As ought to be clear at this point, Black Panther unites a standout amongst the most noteworthy mainly dark throws at any point gathered for a noteworthy Hollywood motion picture. (Klaue is one of just two huge white characters, alongside CIA operator Everett K. Ross, played by Martin Freeman.) A specific champion is Jordan, who has now featured in every one of the three of Coogler's element films. (He merited a hero part this rich for torment through Josh Trank's shocking Fantastic Four.) As has been noted endlessly, the absolute most normal blemish of Marvel's motion pictures to date has been their absence of interesting or important lowlifess. (Ronan the Accuser? Malekith the Dark Elf? If you don't mind Killmonger—horrendous yet relatable, particularly once you know his backstory—without any help enhances that reputation to a momentous degree.
It is eminent that such a significant number of the film's focal characters are female. In a soul travel, T'Challa talks with his dead father, who directs him to "encircle yourself with individuals you trust." T'Challa takes after this guidance and, subsequently, encircle himself solely with ladies. On a short, Bondian invasion to a gambling club in Busan, South Korea, T'Challa brings along Nakia and Okoye as partners. A later mission has a still-more prominent female/male proportion of three-to-one. This is a film that does not simply breeze through the Bechdel test, it decimates it. Additionally, there is an extraordinary abundance to the female characters, in their collaborations both with T'Challa—as mother, as sister, as ex-sweetheart, as protector—and with each other. A scene late in the film in which Nakia and Okoye question the premise of each other's loyalties is among the best in the whole motion picture.

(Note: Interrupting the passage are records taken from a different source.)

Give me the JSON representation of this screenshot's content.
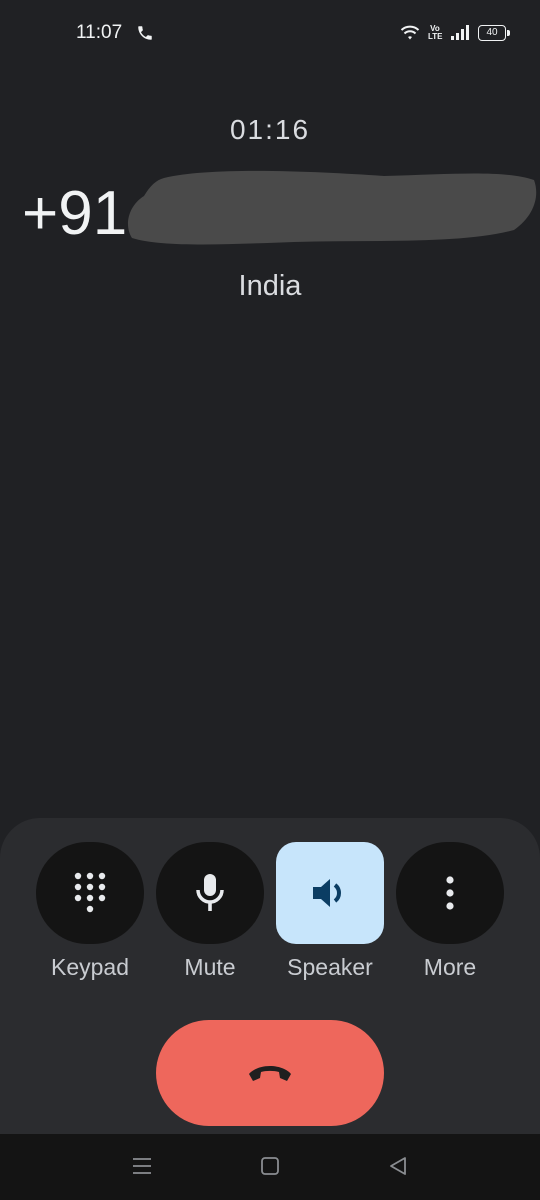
{
  "status_bar": {
    "time": "11:07",
    "network_label": "Vo\nLTE",
    "battery_level": "40"
  },
  "call": {
    "timer": "01:16",
    "number_visible": "+91 9",
    "location": "India"
  },
  "controls": [
    {
      "label": "Keypad",
      "icon": "dialpad-icon",
      "active": false
    },
    {
      "label": "Mute",
      "icon": "microphone-icon",
      "active": false
    },
    {
      "label": "Speaker",
      "icon": "speaker-icon",
      "active": true
    },
    {
      "label": "More",
      "icon": "more-vertical-icon",
      "active": false
    }
  ],
  "end_call": {
    "icon": "end-call-icon"
  },
  "nav": {
    "items": [
      "menu-icon",
      "home-icon",
      "back-icon"
    ]
  },
  "colors": {
    "background": "#202124",
    "panel": "#2b2c2f",
    "button": "#141414",
    "active_button": "#c7e5fb",
    "end_call": "#ee675c"
  }
}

Also, indeed, obviously, Black Panther is as yet a Marvel film, with every one of that involves. Cheerfully, the film is permitted to stand for the most part alone, without significant attach ins to the more extensive Marvel universe separated from Freeman's CIA operator. (The second post-credits arrangement incorporates a character that you ought to have, yet likely won't have, seen coming.) The creation and particularly ensemble outline—both of which underscore African components—are first rate, and the general visuals capturing: the jaguars that T'Challa experiences in his soul dream; the gleaming winding staircase that breezes its way down into Shuri's lab; the Kong-skulled royal residence of a maverick Wakandan clan.

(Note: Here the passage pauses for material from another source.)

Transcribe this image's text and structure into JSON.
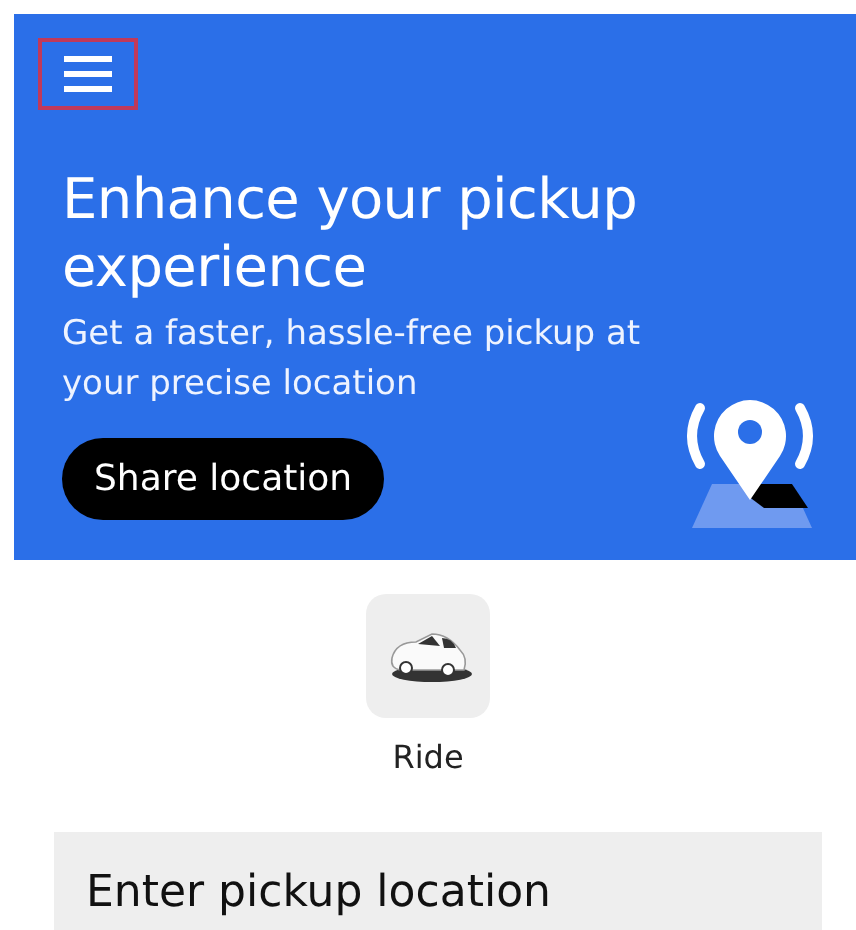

The battle successions are likewise superior to regular—specifically, two examples in which T'Challa must submit to the Wakandan custom of blood-battle to hold his royal position. And keeping in mind that the motion picture finishes up with a usually enormous, CGI-loaded fight, in any event neither one of the sides is populated by faceless Chitauri or Ultron-bots. On the off chance that anything, the finale all the more nearly looks like those of the Chronicles of Narnia and Lord of the Rings pictures. (Two words: war rhinos.)
In T'Challa's soul dream, his dad additionally offers the counsel that "it's difficult for a decent man to be above all else." Which brings up the issue: Is it difficult for a decent film to be top dog? In the event that the considerable film industry forecasts for Black Panther are remotely precise, the appropriate response will be a reverberating no—and which is all well and good. All hail the new lord.